Activity ▸ Among the records, which lines include "uidnum"? List them.

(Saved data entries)
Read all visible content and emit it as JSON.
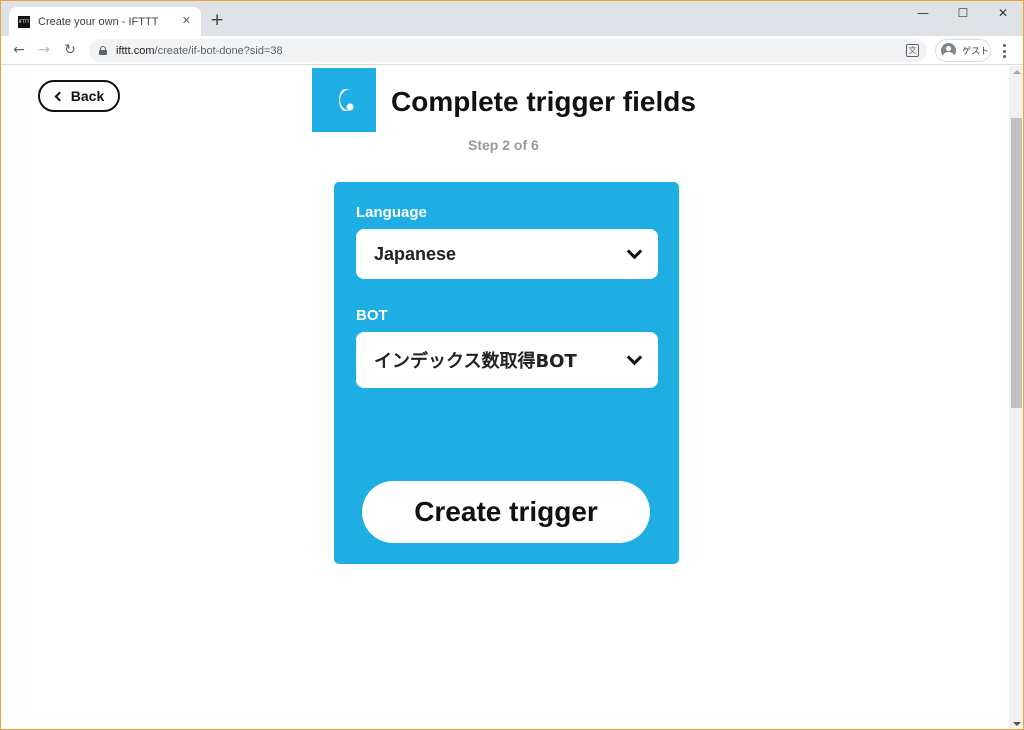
{
  "browser": {
    "tab_title": "Create your own - IFTTT",
    "favicon_text": "IFTTT",
    "new_tab_symbol": "+",
    "close_tab_symbol": "✕",
    "url_host": "ifttt.com",
    "url_path": "/create/if-bot-done?sid=38",
    "translate_symbol": "文",
    "profile_name": "ゲスト",
    "window_controls": {
      "minimize": "—",
      "maximize": "☐",
      "close": "✕"
    },
    "nav": {
      "back": "←",
      "forward": "→",
      "reload": "↻"
    }
  },
  "page": {
    "back_label": "Back",
    "title": "Complete trigger fields",
    "step": "Step 2 of 6",
    "service_color": "#1faee4"
  },
  "form": {
    "fields": [
      {
        "label": "Language",
        "value": "Japanese"
      },
      {
        "label": "BOT",
        "value": "インデックス数取得BOT"
      }
    ],
    "submit_label": "Create trigger"
  }
}
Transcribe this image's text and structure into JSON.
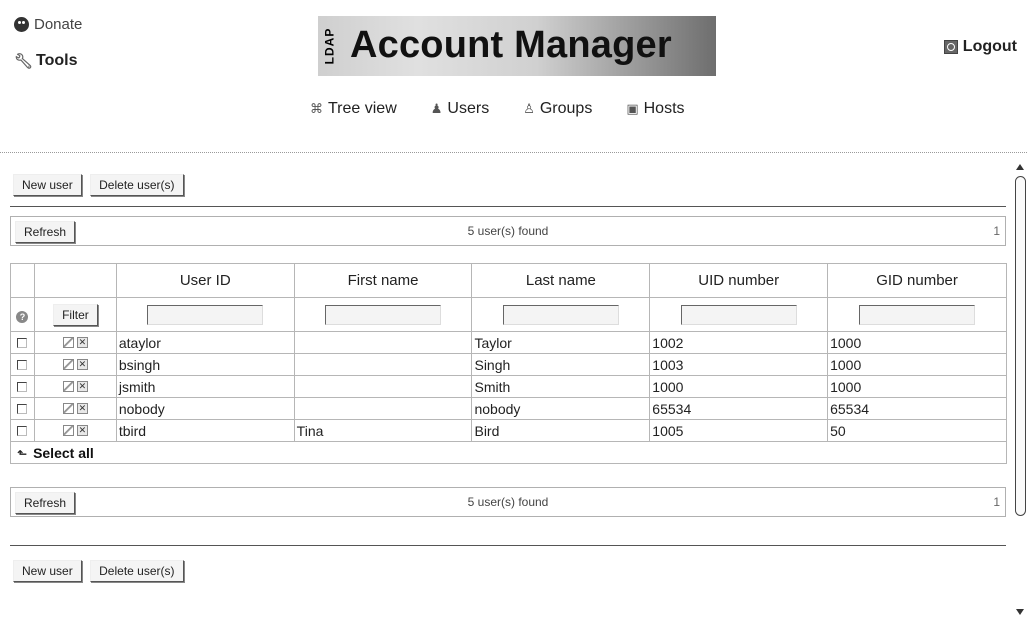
{
  "header": {
    "donate_label": "Donate",
    "tools_label": "Tools",
    "logo_ldap": "LDAP",
    "logo_title": "Account Manager",
    "logout_label": "Logout",
    "nav": [
      {
        "label": "Tree view",
        "icon": "tree-icon"
      },
      {
        "label": "Users",
        "icon": "user-icon"
      },
      {
        "label": "Groups",
        "icon": "group-icon"
      },
      {
        "label": "Hosts",
        "icon": "host-icon"
      }
    ]
  },
  "toolbar": {
    "new_user": "New user",
    "delete_users": "Delete user(s)"
  },
  "list": {
    "refresh_label": "Refresh",
    "found_text": "5 user(s) found",
    "page": "1",
    "filter_label": "Filter",
    "select_all": "Select all",
    "columns": [
      "User ID",
      "First name",
      "Last name",
      "UID number",
      "GID number"
    ],
    "rows": [
      {
        "uid": "ataylor",
        "first": "",
        "last": "Taylor",
        "uidnum": "1002",
        "gidnum": "1000"
      },
      {
        "uid": "bsingh",
        "first": "",
        "last": "Singh",
        "uidnum": "1003",
        "gidnum": "1000"
      },
      {
        "uid": "jsmith",
        "first": "",
        "last": "Smith",
        "uidnum": "1000",
        "gidnum": "1000"
      },
      {
        "uid": "nobody",
        "first": "",
        "last": "nobody",
        "uidnum": "65534",
        "gidnum": "65534"
      },
      {
        "uid": "tbird",
        "first": "Tina",
        "last": "Bird",
        "uidnum": "1005",
        "gidnum": "50"
      }
    ]
  }
}
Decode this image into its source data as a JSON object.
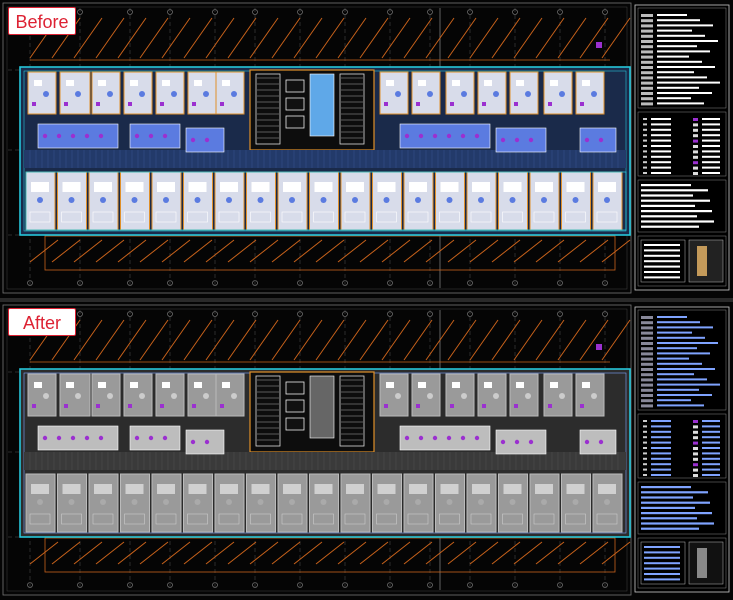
{
  "labels": {
    "before": "Before",
    "after": "After"
  },
  "colors": {
    "background": "#050505",
    "label_text": "#dd2233",
    "label_border": "#dd2233",
    "grid_orange": "#c8621b",
    "wall_orange": "#e0902a",
    "cyan": "#26c6da",
    "before_room": "#d8dcea",
    "before_blue": "#5b7be0",
    "after_room": "#9a9a9a",
    "after_blue": "#5b83e6",
    "purple": "#9b30d0",
    "legend_line": "#ffffff"
  },
  "icons": [
    "cad-floor-plan-drawing",
    "cad-title-block-legend"
  ]
}
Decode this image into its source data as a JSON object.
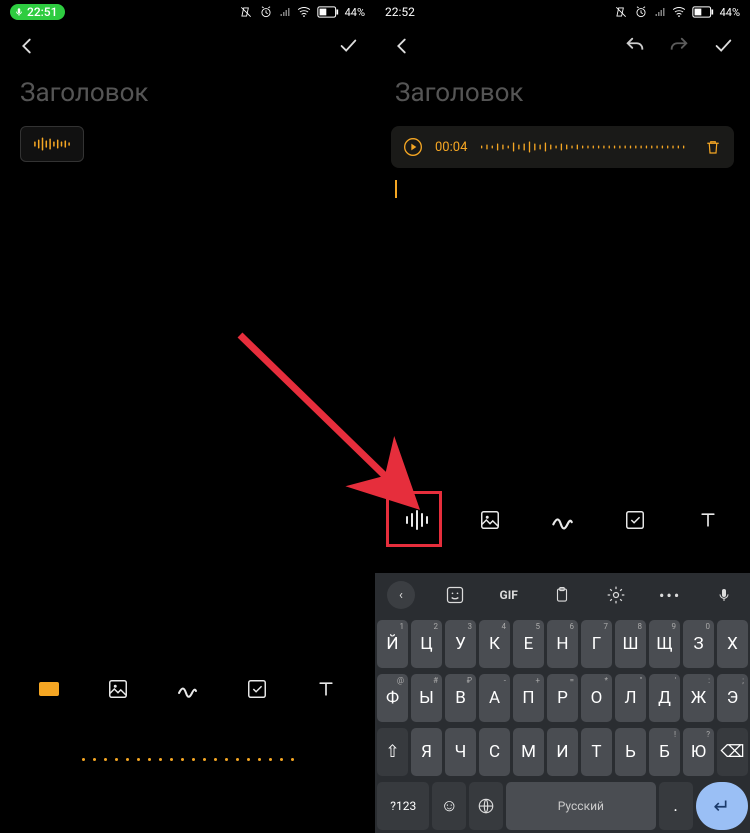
{
  "left": {
    "status": {
      "time": "22:51",
      "battery": "44%"
    },
    "title_placeholder": "Заголовок",
    "toolbar": {
      "audio": "audio",
      "image": "image",
      "draw": "draw",
      "checklist": "checklist",
      "text": "text"
    }
  },
  "right": {
    "status": {
      "time": "22:52",
      "battery": "44%"
    },
    "title_placeholder": "Заголовок",
    "audio": {
      "duration": "00:04"
    },
    "toolbar": {
      "audio": "audio",
      "image": "image",
      "draw": "draw",
      "checklist": "checklist",
      "text": "text"
    },
    "gboard_top": {
      "gif": "GIF"
    },
    "keyboard": {
      "row1": [
        {
          "main": "Й",
          "sup": "1"
        },
        {
          "main": "Ц",
          "sup": "2"
        },
        {
          "main": "У",
          "sup": "3"
        },
        {
          "main": "К",
          "sup": "4"
        },
        {
          "main": "Е",
          "sup": "5"
        },
        {
          "main": "Н",
          "sup": "6"
        },
        {
          "main": "Г",
          "sup": "7"
        },
        {
          "main": "Ш",
          "sup": "8"
        },
        {
          "main": "Щ",
          "sup": "9"
        },
        {
          "main": "З",
          "sup": "0"
        },
        {
          "main": "Х",
          "sup": ""
        }
      ],
      "row2": [
        {
          "main": "Ф",
          "sup": "@"
        },
        {
          "main": "Ы",
          "sup": "#"
        },
        {
          "main": "В",
          "sup": "₽"
        },
        {
          "main": "А",
          "sup": "-"
        },
        {
          "main": "П",
          "sup": "+"
        },
        {
          "main": "Р",
          "sup": "="
        },
        {
          "main": "О",
          "sup": "*"
        },
        {
          "main": "Л",
          "sup": "\""
        },
        {
          "main": "Д",
          "sup": "'"
        },
        {
          "main": "Ж",
          "sup": ":"
        },
        {
          "main": "Э",
          "sup": ";"
        }
      ],
      "row3": [
        {
          "main": "⇧",
          "dark": true,
          "sup": ""
        },
        {
          "main": "Я",
          "sup": ""
        },
        {
          "main": "Ч",
          "sup": ""
        },
        {
          "main": "С",
          "sup": ""
        },
        {
          "main": "М",
          "sup": ""
        },
        {
          "main": "И",
          "sup": ""
        },
        {
          "main": "Т",
          "sup": ""
        },
        {
          "main": "Ь",
          "sup": ""
        },
        {
          "main": "Б",
          "sup": "!"
        },
        {
          "main": "Ю",
          "sup": "?"
        },
        {
          "main": "⌫",
          "dark": true,
          "sup": ""
        }
      ],
      "row4": {
        "symbols": "?123",
        "lang_label": "Русский"
      }
    }
  }
}
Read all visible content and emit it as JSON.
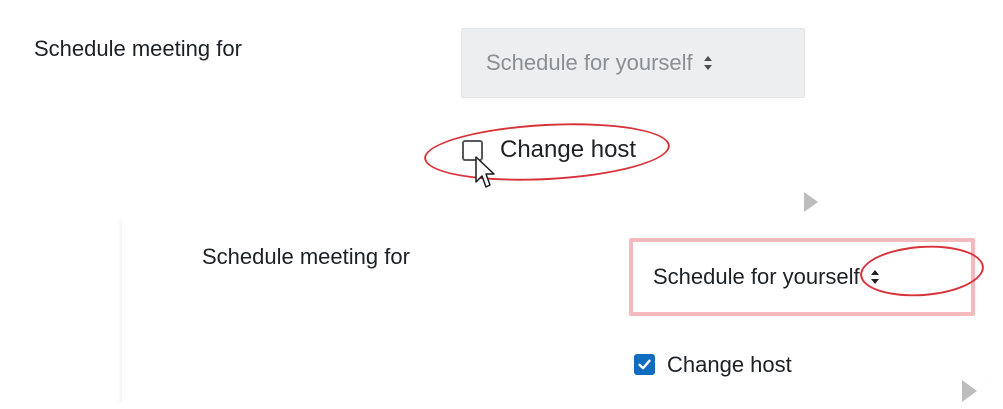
{
  "screens": [
    {
      "schedule_label": "Schedule meeting for",
      "schedule_select_value": "Schedule for yourself",
      "change_host_label": "Change host",
      "change_host_checked": false,
      "select_disabled": true
    },
    {
      "schedule_label": "Schedule meeting for",
      "schedule_select_value": "Schedule for yourself",
      "change_host_label": "Change host",
      "change_host_checked": true,
      "select_disabled": false
    }
  ],
  "colors": {
    "annotation_red": "#d8333a",
    "checkbox_checked": "#0f6cbf",
    "select_disabled_bg": "#eceef0",
    "select_focus_border": "#f3b9bd"
  },
  "icons": {
    "select_arrows": "updown-arrows-icon",
    "cursor": "mouse-pointer-icon",
    "checkmark": "checkmark-icon"
  }
}
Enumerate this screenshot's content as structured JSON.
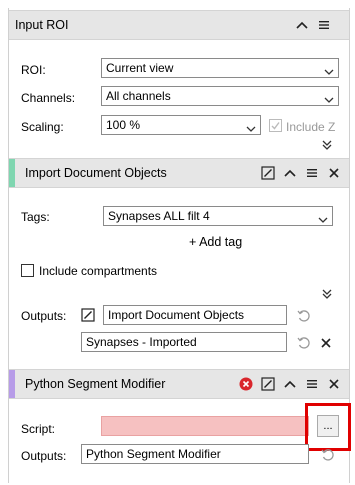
{
  "input_roi": {
    "title": "Input ROI",
    "roi_label": "ROI:",
    "roi_value": "Current view",
    "channels_label": "Channels:",
    "channels_value": "All channels",
    "scaling_label": "Scaling:",
    "scaling_value": "100 %",
    "include_z_label": "Include Z"
  },
  "import_doc": {
    "title": "Import Document Objects",
    "accent_color": "#7fd6b0",
    "tags_label": "Tags:",
    "tags_value": "Synapses ALL filt 4",
    "add_tag_label": "+ Add tag",
    "include_compartments_label": "Include compartments",
    "outputs_label": "Outputs:",
    "output1_value": "Import Document Objects",
    "output2_value": "Synapses - Imported"
  },
  "python_seg": {
    "title": "Python Segment Modifier",
    "accent_color": "#b79ce8",
    "script_label": "Script:",
    "script_value": "",
    "script_error_color": "#f6c1c1",
    "browse_label": "...",
    "outputs_label": "Outputs:",
    "output_value": "Python Segment Modifier"
  }
}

Exercise answer ▸
        "uidnum": "1002",
        "uidnum": "1003",
        "uidnum": "1000",
        "uidnum": "65534",
        "uidnum": "1005",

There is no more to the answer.